EXERCISE INSTRUCTIONS
Scan the entries below for "selected" and copy each line that holds it.

*** Opening SOURCE DATA ***

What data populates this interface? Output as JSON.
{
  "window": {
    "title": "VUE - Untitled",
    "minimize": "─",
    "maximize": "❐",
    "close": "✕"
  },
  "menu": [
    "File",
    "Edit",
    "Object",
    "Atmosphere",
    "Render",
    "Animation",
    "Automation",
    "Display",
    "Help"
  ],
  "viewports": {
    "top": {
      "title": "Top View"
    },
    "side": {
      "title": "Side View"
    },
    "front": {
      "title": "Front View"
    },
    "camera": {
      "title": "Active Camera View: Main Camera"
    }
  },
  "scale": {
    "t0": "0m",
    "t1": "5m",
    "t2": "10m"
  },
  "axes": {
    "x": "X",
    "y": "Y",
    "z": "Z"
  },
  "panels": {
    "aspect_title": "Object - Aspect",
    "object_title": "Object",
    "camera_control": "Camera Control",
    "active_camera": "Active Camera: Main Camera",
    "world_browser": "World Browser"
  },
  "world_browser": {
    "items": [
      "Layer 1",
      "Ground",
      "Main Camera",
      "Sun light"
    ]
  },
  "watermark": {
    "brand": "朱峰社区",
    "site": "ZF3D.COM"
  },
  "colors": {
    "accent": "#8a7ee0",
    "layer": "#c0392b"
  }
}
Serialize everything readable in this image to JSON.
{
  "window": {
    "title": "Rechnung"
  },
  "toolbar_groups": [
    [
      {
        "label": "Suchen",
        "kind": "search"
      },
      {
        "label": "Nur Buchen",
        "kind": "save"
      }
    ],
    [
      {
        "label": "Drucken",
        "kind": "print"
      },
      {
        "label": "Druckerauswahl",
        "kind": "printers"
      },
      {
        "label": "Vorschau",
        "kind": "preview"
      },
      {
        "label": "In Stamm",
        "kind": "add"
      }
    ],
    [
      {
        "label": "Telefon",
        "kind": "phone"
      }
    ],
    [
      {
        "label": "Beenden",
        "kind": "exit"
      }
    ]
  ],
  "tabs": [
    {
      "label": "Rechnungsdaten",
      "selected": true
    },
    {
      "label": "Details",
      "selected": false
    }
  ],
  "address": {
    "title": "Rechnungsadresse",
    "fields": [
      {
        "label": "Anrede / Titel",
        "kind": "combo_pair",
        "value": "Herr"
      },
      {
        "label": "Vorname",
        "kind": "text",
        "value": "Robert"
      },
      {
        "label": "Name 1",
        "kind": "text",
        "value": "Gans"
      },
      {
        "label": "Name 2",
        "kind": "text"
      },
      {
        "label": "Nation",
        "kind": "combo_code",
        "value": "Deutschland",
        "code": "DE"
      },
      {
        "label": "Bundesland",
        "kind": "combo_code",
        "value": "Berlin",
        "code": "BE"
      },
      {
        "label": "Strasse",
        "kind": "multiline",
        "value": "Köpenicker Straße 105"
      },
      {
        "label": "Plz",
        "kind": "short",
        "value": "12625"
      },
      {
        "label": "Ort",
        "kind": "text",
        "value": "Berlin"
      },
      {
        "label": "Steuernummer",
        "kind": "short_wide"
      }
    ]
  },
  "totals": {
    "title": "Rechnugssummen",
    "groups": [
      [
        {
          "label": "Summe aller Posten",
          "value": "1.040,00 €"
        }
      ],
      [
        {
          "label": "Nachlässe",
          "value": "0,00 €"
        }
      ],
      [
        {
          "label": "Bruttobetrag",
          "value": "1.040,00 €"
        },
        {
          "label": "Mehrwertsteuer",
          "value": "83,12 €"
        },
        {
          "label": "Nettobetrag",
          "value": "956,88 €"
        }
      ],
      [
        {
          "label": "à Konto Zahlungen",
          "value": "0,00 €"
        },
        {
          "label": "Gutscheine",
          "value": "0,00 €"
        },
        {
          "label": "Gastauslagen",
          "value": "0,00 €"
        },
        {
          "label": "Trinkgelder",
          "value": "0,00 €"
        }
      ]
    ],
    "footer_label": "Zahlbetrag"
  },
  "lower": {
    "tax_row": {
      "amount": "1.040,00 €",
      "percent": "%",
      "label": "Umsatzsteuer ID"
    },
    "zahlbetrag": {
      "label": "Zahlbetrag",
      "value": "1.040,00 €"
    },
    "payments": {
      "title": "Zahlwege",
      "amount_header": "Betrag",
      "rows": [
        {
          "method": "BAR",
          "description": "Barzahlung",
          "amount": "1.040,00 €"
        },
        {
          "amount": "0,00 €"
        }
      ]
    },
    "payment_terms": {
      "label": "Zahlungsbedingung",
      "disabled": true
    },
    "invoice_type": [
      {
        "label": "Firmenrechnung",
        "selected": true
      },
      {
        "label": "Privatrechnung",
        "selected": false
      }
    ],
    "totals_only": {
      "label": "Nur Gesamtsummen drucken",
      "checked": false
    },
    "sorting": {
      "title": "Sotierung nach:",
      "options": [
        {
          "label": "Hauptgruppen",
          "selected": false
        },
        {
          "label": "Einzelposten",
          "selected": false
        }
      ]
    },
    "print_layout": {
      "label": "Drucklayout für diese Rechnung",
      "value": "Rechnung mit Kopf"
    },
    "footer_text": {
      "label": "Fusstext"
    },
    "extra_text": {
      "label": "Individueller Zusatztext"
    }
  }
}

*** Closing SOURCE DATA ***

RESPONSE
      "selected": true
      "selected": false
        "selected": true
        "selected": false
          "selected": false
          "selected": false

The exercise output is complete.